[dateline] Haverhill April 25th. 1785
[salute] My Dear Sister
Not to hear one word from Novem. to April seemed a very long space of Time, to One solicitous for the Welfare, and deeply interested in every-thing relative to, or that can affect the Happiness of a much loved Sister. I have this Week been made happy by receiving two charming Letters from you.1
It was a Repast my very Soul thirsted after. And as I am informed that a Vessel is to sail the last of this Month, I wish to improve this Opportunity of Writing to you, as I flatter myself you will be gratified by hearing from me. Altho' my Letters cannot boast of the same excellencies
, as those I receive, yet I may venture to say, they are not presented with less love, and tender Affection. I thank you my Sister for your kind solicitude for my Health. Be assured I received it just as you intended, as an effusion of your Love, and Benevolence, and I never entertained even in younger Life, an Idea that You
wished to assert the superiority of eldership. If at any time your Counsel and Advice, ever opposed my Inclination, I always believed it to arise from the heighth of goodness, and from too great an Opinion of, and Love for me.—Let me assure you I have acted agreeable to your Injunctions, though I cannot say it was without Mr. Shaws interposition, and have not Ironed or touched the wet Cloaths this Winter. I have been obliged to content myself by employing my Time in a Way that would expose my Health less, and I hope as useful to my Family: As we have had twelve in it all Winter,2
I find there is sufficent sewing, and no occasion for my being idle. My Health this Spring is much as usual, I have no Cough, but my Lungs are still weak. When I see how many hardships Others can endure I am almost tempted to repine at my own feeble Constitution, but that would be opposite to that Humility of Heart which makes happy. Gratitude for present Mercies, and cheerful Resignation to the dispensations of Providence in all time to come is a Temper of Mind I would wish devoutely to cultivate.
Your Children are still in fine Health, they have been two Quarters to dancing School, and they both dance excellently, but Mr. Charles exquisitely.

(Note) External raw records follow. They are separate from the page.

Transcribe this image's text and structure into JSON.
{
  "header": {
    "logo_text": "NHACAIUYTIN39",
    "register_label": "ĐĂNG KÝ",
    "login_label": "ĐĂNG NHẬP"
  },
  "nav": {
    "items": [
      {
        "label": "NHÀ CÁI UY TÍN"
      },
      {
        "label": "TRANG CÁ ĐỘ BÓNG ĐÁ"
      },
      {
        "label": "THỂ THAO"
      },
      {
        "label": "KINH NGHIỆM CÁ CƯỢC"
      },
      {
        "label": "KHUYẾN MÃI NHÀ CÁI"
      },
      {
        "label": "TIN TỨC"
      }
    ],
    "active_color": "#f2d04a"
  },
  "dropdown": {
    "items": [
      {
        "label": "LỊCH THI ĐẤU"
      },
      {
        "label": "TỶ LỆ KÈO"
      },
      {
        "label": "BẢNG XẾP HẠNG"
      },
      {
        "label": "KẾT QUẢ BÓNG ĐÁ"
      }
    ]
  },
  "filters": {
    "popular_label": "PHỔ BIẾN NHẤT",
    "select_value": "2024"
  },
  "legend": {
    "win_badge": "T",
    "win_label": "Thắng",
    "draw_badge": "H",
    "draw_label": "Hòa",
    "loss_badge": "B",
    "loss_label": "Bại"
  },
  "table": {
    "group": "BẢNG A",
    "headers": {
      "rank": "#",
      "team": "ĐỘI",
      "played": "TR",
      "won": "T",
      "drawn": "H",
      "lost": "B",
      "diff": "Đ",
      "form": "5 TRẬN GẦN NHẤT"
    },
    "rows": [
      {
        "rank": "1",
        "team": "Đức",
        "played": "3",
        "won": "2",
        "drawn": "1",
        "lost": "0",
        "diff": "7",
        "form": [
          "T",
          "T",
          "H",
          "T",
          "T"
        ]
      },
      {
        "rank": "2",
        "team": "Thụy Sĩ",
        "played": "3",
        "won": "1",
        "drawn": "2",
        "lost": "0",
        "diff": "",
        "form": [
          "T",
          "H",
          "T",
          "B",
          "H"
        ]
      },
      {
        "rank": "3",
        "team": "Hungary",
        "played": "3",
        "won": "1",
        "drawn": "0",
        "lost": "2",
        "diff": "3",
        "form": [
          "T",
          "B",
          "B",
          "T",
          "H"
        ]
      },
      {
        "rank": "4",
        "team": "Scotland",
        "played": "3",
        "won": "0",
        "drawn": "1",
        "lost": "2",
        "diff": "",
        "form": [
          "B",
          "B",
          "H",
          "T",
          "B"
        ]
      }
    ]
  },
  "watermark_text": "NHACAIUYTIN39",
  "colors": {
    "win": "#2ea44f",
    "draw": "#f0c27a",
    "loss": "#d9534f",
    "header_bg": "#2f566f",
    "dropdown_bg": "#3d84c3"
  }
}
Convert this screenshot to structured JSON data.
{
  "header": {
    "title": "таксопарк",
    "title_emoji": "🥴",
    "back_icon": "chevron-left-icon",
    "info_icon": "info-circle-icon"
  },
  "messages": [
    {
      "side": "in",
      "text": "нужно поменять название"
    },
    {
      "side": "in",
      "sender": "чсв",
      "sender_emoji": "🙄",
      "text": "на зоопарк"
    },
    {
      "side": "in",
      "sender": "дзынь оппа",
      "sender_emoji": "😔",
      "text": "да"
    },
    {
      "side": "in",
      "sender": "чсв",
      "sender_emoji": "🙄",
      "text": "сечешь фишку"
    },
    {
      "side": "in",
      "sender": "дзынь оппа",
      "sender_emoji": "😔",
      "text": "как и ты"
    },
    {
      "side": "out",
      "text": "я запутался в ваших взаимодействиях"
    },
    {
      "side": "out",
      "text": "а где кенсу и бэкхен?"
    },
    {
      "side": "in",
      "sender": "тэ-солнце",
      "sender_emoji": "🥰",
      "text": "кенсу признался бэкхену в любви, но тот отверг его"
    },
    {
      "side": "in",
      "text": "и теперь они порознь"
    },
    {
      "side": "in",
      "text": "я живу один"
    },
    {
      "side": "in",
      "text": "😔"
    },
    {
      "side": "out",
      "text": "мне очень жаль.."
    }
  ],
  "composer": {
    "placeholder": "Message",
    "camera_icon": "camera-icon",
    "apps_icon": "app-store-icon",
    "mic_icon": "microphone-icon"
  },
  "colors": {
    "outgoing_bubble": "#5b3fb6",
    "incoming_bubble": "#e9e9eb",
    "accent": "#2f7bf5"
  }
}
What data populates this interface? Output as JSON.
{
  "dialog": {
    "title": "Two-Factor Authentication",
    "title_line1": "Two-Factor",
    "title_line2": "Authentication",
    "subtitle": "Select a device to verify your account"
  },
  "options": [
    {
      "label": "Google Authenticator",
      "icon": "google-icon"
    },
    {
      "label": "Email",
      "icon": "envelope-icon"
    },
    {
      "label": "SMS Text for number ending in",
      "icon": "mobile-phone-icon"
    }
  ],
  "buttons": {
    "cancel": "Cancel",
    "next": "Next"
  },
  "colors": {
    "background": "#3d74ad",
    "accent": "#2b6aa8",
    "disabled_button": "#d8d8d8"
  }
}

You know what an Ear he has for Musick, and that has been of Great advantage to him in his movements. He is graceful in all his motions, and attitudes, he, as if his Profile had been faithful to the maternal charge, has held up his head much better than formerly. At the close of each Quarter the[y]
have had a Ball, in our
new assembly Room, and Mr. Charles had the honour of opening it, with a Minuet, with Miss Sally White.3
I find the Misses all like to have him for a Partner. Mr. Le Blanch closed his School with a publick Ball the 15 of this Month, and now Mr. Charles having improved by the Graces, must pursue after their Mistress Literature, with greater diligence than ever, for it is but a few Months now, before Mr. Shaw expects to offer him, with Mr. Samuel Walker, at the University of Cambridge, where I hope neither Preceptor, nor Scholar will have the mortification of a Refusal.
Thomas is a very good Child, he does not want for fondling over because your are absent, he has many a kind stroke, and kiss upon that account. Miss Nancy often makes me think of your Jenny's behaviour to Tommy, the pleasantness and innocence of two little Children. I think his natural roughness is much worn of, and he never thinks of seting down out of his School Room, but with us.
I have not received the Trunk of Cloaths you mention yet, but hope to, before I make their Summer wear, for Cousin Charles has outgrown all his, and Thomas must have them. I have made them both Winter Coats and waistcoats of cloth couloured Lambskin. It was Mr. Charle's Taste. Tommys uniform blue coat and Jacket, and [I?] shall carry to Braintree. I believe they both will make a very good coat for his Cousin Boylstone. What they have not out-grown, I have mended so that they are not worth much. I shall endeavour to distribute their cloaths so as to do as much good as possible, or in other words, I shall act as I think my Sister would. I believe the Linnen which was made up for my Cousins before you embarked was damaged, for they did not put them on till the midle of January, and they are now mended more than you would wish to see them. I sent Last week to have Linnen purchased for them and it is accordingly done. So you need not think the poor Boys will suffer. For I shall always take unspeakable pleasure in serving them, while their dear native Gaurdians are absent.—Judge Seargants [Sargeant] Family are well. Mr. Payson was married to Mrs. White a month ago, and I have made the wedding Visit, and found them as fond a Couple as you would chuse to see in the honey-Moon.—Dear Venerable Mrs. Marsh has been confined to her room, and cheifly to her Bed, ever since September, but as meek, and resigned as Patience itself. Faith, Hope, and humble Zeal asswages her Pain, and lightens the weight of her heavy Sufferings.
I have most got to the end of my paper, and have not said half what I intended. I have not thanked You for your account of Enfans
Trouves, I indeed lament the Cause, while I am pleased with the Institution. I think that country that will admit 52 thousand unmarried Women to enter their Names at the police for abandoned purposes, ought certainly to make ample provision for such a spurious Offspring.